Plus, there are other factors that distinguish the multifamily property market in New York from markets elsewhere, including the city's rent-control law, which contributes to its rock-bottom vacancy rate.
"There's really almost no vacancies," Fitzgibbon said. "And it's the greatest city in the world. People want to live in New York City."
Elsewhere, vacancy rates tend to be higher, and with more sites available for construction, developers and lenders face a greater risk of overbuilding.
But Stephen Gordon, chairman and chief executive officer of Opus Bank, a multifamily lender based in Irvine, Calif., argued that America is undergoing a shift toward renting. "It is entirely possible that some people aren't supposed to own a home, and some people are supposed to rent," he said.
That upbeat prediction about future demand for rental housing was echoed in a report last month by Freddie Mac, which plays a key role in the multifamily finance sphere.
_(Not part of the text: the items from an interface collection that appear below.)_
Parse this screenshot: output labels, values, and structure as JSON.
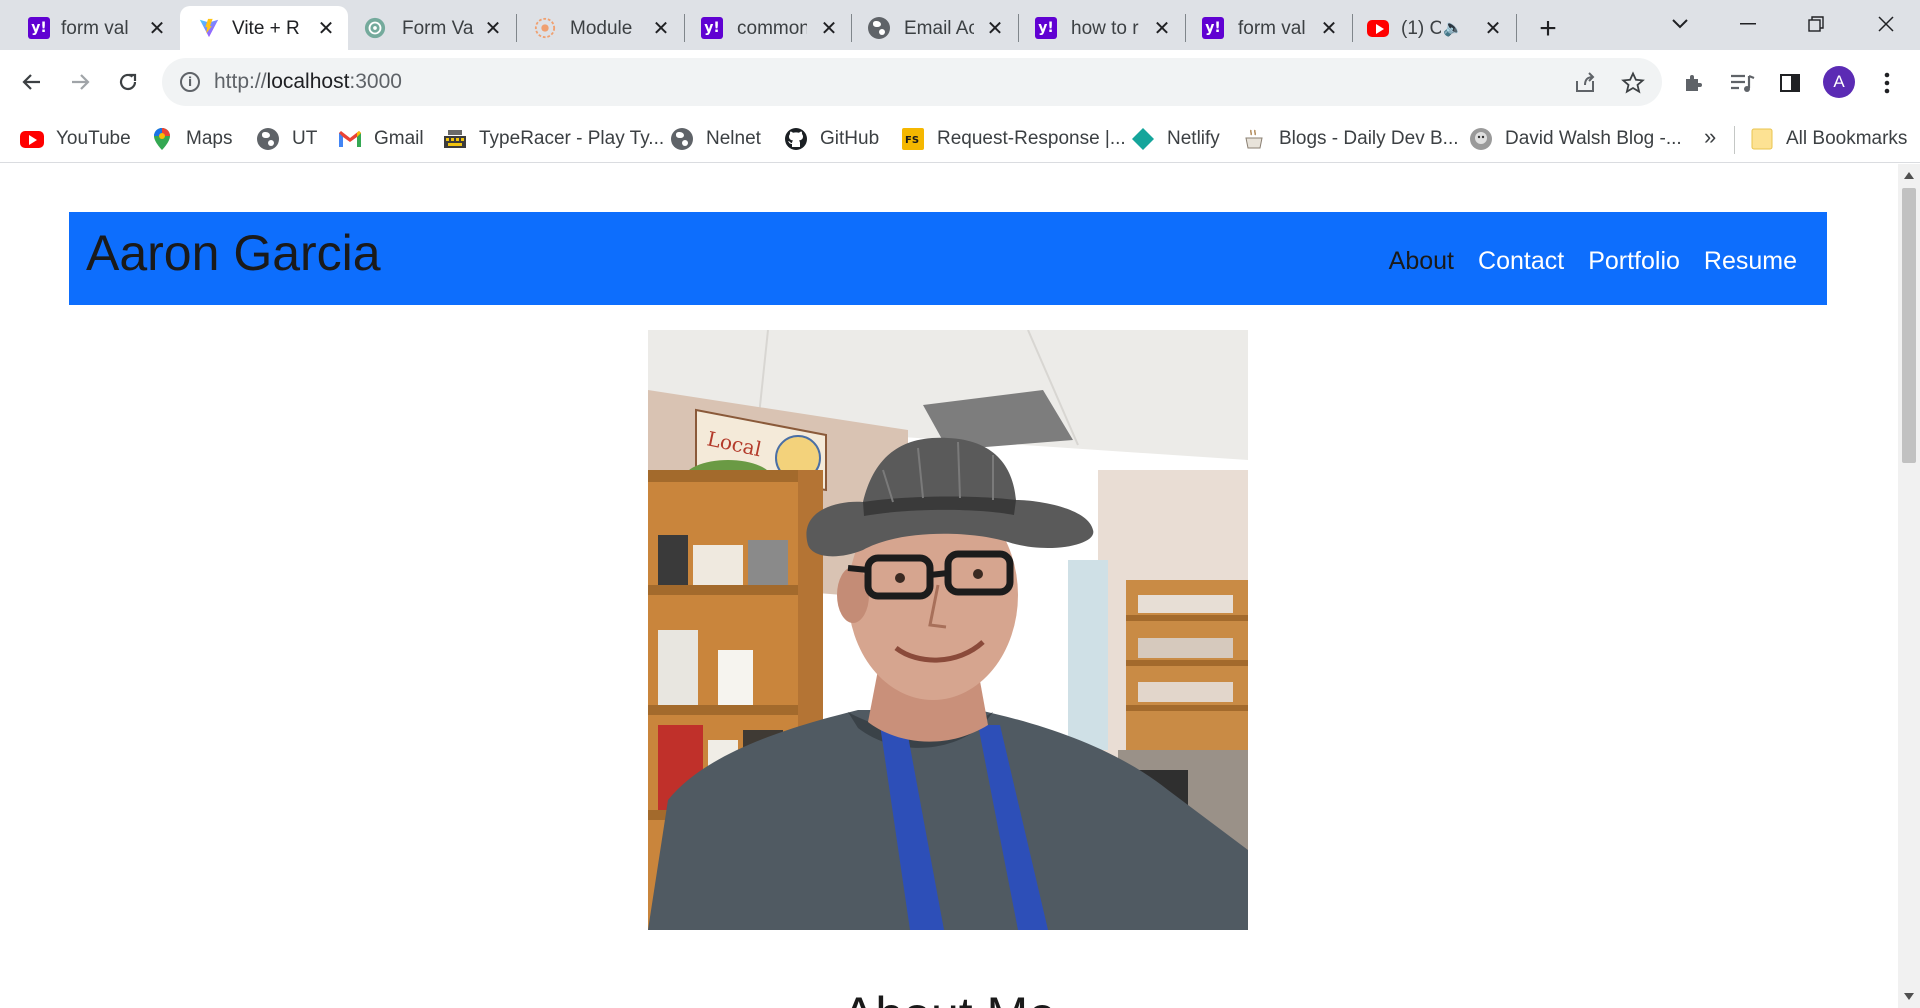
{
  "browser": {
    "tabs": [
      {
        "title": "form val",
        "favicon": "yahoo-icon",
        "active": false
      },
      {
        "title": "Vite + R",
        "favicon": "vite-icon",
        "active": true
      },
      {
        "title": "Form Va",
        "favicon": "chatgpt-icon",
        "active": false
      },
      {
        "title": "Module",
        "favicon": "module-icon",
        "active": false
      },
      {
        "title": "common",
        "favicon": "yahoo-icon",
        "active": false
      },
      {
        "title": "Email Ac",
        "favicon": "globe-icon",
        "active": false
      },
      {
        "title": "how to r",
        "favicon": "yahoo-icon",
        "active": false
      },
      {
        "title": "form val",
        "favicon": "yahoo-icon",
        "active": false
      },
      {
        "title": "(1) C",
        "favicon": "youtube-icon",
        "active": false,
        "audio": true
      }
    ],
    "address": {
      "prefix": "http://",
      "host": "localhost",
      "port": ":3000"
    },
    "profile_initial": "A",
    "bookmarks": [
      {
        "label": "YouTube",
        "icon": "youtube-icon"
      },
      {
        "label": "Maps",
        "icon": "maps-icon"
      },
      {
        "label": "UT",
        "icon": "globe-icon"
      },
      {
        "label": "Gmail",
        "icon": "gmail-icon"
      },
      {
        "label": "TypeRacer - Play Ty...",
        "icon": "typeracer-icon"
      },
      {
        "label": "Nelnet",
        "icon": "globe-icon"
      },
      {
        "label": "GitHub",
        "icon": "github-icon"
      },
      {
        "label": "Request-Response |...",
        "icon": "fs-icon"
      },
      {
        "label": "Netlify",
        "icon": "netlify-icon"
      },
      {
        "label": "Blogs - Daily Dev B...",
        "icon": "coffee-icon"
      },
      {
        "label": "David Walsh Blog -...",
        "icon": "davidwalsh-icon"
      }
    ],
    "more_bookmarks": "»",
    "all_bookmarks": "All Bookmarks"
  },
  "page": {
    "brand": "Aaron Garcia",
    "nav": [
      {
        "label": "About",
        "current": true
      },
      {
        "label": "Contact",
        "current": false
      },
      {
        "label": "Portfolio",
        "current": false
      },
      {
        "label": "Resume",
        "current": false
      }
    ],
    "section_heading": "About Me"
  },
  "colors": {
    "navbar": "#0d6efd",
    "tabstrip": "#dee1e6",
    "yahoo": "#6001d2"
  }
}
Freddie estimated anywhere from 1 million to 1.7 million new multifamily renters between 2012 and 2015, depending on economic conditions.
"Considering that the long-run 30-year average increase in multifamily households is 200,000 each year, all of our scenarios are strong relative to history," the report stated. "Our scenarios also suggest that at the national level the increases in multifamily rental demand will be sufficient to absorb the new units coming on line over the next few years."
Even if the trend in favor or renting over owning is short-lived, there are reasons to think that demand for rental housing will remain strong over the next few years.
Chris Herbert of Harvard's Joint Center for Housing Studies said that much of the recent growth in demand for rental housing has come from older Americans, many of whom had been homeowners. Meanwhile, many younger Americans, plagued by high rates of unemployment, have been forced to live with their parents.
But in recent months, household formation has picked up speed as the economy has recovered, which augurs well for demand in the multifamily housing market, he argued.
Still, despite what appears to be sufficient demand, bankers need to remain cautious about who their borrowers are. Opus' Gordon expressed concern that multifamily properties are being purchased by people without a sufficient background in real estate — at one point he referred to "the jeweler who owns 300 homes" — and that some recently arrived lenders lack expertise in multifamily housing.
"So now all of a sudden, people want to lend on multifamily," Gordon said. "We make sure that we're really focused on seasoned professionals who really do this for a living."
Chris Spoth, a former senior executive at the FDIC who is currently a director at Deloitte & Touche LLP, said that examiners of banks that do multifamily lending will be looking to make sure that they stick to the core principles of good underwriting.
"What the examiners would be looking for is an adherence to fundamentals through the cycles, in good times and bad," Spoth said.